The location of an event is specified by (x, y, z, t) where t is the time coordinate of the event.† Distances along the spatial axes are commonly reckoned in length (meters for example) while distances along the t-axis are commonly reckoned in units of time (seconds for example).† In spacetime calculations it is often convenient to have common units on all axes.† Fortunately Nature has provided us with the conversion factor between seconds and meters.† One second is approximately 300,000,000 meters.† We know this universal and constant conversion factor as the speed of light, 300,000,000 meters per second.

It may help to forget about two of the space dimensions for the moment and focus on the x-axis and the t-axis.† It turns out that limiting our displacements to forward and back does not hide any of the essential features of spacetime and does avoid a lot of complicated mathematical expressions.† Also we can show the axes on a two dimensional surface like a computer screen or a sheet of paper.

Figure 1

Spacetime Diagram

Above is a spacetime diagram showing two events, one of which marks a commonly used zero point of the t-axis, the other of possibly lesser significance.† Any event, idealized as a point in spacetime, may be plotted on such a diagram.

Two points in space are separated by a distance which may be calculated from the six coordinates of the two points.† In accordance with the Pythagorean Theorem, distance

D=√(x2+y2+z2)
where √ represents the square root of the parenthetical quantity that follows and x, y, and z are the differences in the corresponding coordinates of the two points.† Distance is always positive since the squares of negative real numbers are positive.

Two events in spacetime are separated by an interval which may be calculated from the eight coordinates of the two events.† In accordance with Einsteinís Relativity, interval

I=√(t2-D2)
where t is the separation in time between the two events.†An interval may be positive, negative or zero, depending on the relation between the distance and time contributions to the interval.

As predicted by special relativity, different observers whose reference frames are in motion relative to one another will disagree on the time and distance between events and they will both be equally correct.† It is the interval between events, which is fixed for all observers in inertial reference frames.† How much of the interval is distance and how much time is a matter of perspective.† Different observers may not agree if two events are simultaneous or if they happen at the same place.

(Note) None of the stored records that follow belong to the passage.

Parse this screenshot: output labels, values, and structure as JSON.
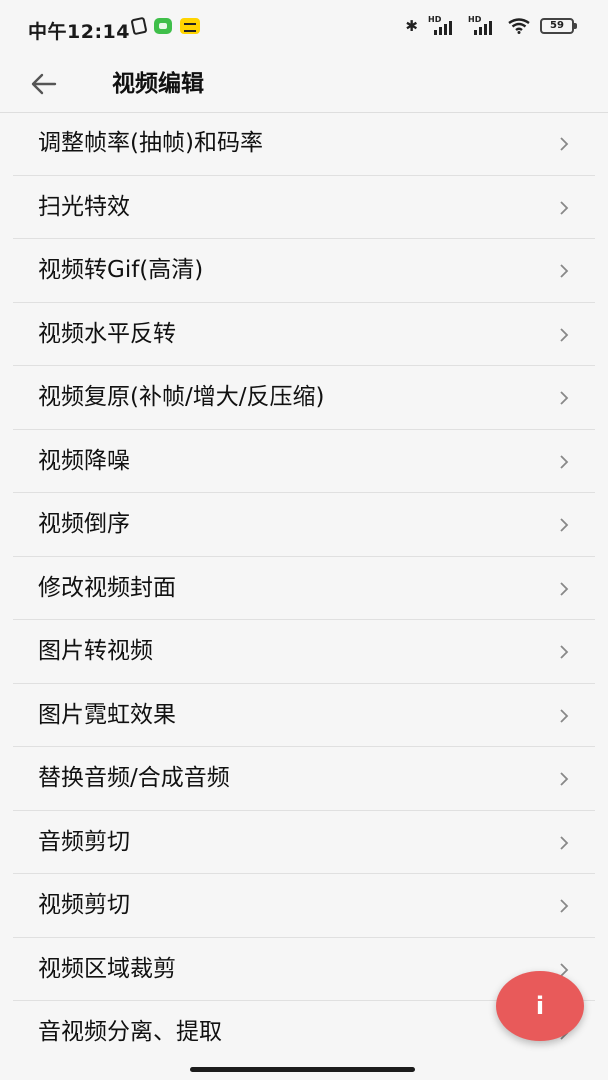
{
  "status_bar": {
    "time": "中午12:14",
    "left_icons": [
      "phone-rotate-icon",
      "message-icon",
      "app-notification-icon"
    ],
    "signal_badge_1": "HD",
    "signal_badge_2": "HD",
    "battery": "59"
  },
  "header": {
    "title": "视频编辑",
    "back_icon": "arrow-left-icon"
  },
  "menu": {
    "items": [
      {
        "label": "调整帧率(抽帧)和码率"
      },
      {
        "label": "扫光特效"
      },
      {
        "label": "视频转Gif(高清)"
      },
      {
        "label": "视频水平反转"
      },
      {
        "label": "视频复原(补帧/增大/反压缩)"
      },
      {
        "label": "视频降噪"
      },
      {
        "label": "视频倒序"
      },
      {
        "label": "修改视频封面"
      },
      {
        "label": "图片转视频"
      },
      {
        "label": "图片霓虹效果"
      },
      {
        "label": "替换音频/合成音频"
      },
      {
        "label": "音频剪切"
      },
      {
        "label": "视频剪切"
      },
      {
        "label": "视频区域裁剪"
      },
      {
        "label": "音视频分离、提取"
      }
    ],
    "chevron_icon": "chevron-right-icon"
  },
  "fab": {
    "label": "i",
    "color": "#e85a5a"
  }
}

This is bad news for a person wondering about the nature of now but we will fearlessly plunge onward.

Continue